Assignment: The required result is a copy of each line below in which "выделение" appears.

Data to examine:
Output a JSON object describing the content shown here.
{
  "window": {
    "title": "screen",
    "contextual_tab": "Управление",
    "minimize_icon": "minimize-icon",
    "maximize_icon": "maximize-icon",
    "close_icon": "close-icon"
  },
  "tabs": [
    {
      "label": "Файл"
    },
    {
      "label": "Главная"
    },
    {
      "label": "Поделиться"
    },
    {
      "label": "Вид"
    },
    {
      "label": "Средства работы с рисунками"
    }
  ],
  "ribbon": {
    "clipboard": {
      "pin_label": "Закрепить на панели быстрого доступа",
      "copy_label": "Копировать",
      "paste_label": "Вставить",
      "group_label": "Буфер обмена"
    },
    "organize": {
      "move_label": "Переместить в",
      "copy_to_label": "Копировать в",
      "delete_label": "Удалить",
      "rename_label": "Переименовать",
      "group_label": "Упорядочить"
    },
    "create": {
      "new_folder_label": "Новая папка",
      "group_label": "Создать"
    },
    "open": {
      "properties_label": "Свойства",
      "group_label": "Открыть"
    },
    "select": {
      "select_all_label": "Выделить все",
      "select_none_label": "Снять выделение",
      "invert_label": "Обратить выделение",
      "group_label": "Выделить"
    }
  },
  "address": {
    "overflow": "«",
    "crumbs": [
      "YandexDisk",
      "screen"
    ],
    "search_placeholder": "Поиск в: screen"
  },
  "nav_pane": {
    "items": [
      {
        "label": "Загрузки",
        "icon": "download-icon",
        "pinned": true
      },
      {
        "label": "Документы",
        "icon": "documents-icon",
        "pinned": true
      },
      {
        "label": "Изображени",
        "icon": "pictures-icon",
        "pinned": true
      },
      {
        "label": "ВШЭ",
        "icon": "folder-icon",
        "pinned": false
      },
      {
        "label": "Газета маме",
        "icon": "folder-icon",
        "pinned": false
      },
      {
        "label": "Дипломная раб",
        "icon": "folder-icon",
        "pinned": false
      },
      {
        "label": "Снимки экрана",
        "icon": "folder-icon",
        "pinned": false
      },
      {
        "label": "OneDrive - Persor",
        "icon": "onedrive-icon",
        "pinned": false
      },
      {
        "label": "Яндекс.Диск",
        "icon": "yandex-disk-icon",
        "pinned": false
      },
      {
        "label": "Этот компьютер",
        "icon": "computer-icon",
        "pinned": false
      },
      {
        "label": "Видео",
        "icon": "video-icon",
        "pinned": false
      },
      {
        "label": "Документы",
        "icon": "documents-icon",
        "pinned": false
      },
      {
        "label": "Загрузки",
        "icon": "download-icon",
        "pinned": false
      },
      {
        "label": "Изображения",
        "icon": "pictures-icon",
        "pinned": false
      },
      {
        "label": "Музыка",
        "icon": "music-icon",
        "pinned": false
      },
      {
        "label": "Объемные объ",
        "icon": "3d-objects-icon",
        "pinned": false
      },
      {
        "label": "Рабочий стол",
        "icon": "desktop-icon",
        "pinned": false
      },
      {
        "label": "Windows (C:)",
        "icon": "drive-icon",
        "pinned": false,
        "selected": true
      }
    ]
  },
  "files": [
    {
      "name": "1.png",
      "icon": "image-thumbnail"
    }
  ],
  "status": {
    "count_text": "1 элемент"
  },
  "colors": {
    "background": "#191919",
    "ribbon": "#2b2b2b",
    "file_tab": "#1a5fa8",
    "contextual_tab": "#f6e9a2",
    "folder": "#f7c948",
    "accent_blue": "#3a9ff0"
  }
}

Your solution:
      "select_none_label": "Снять выделение",
      "invert_label": "Обратить выделение",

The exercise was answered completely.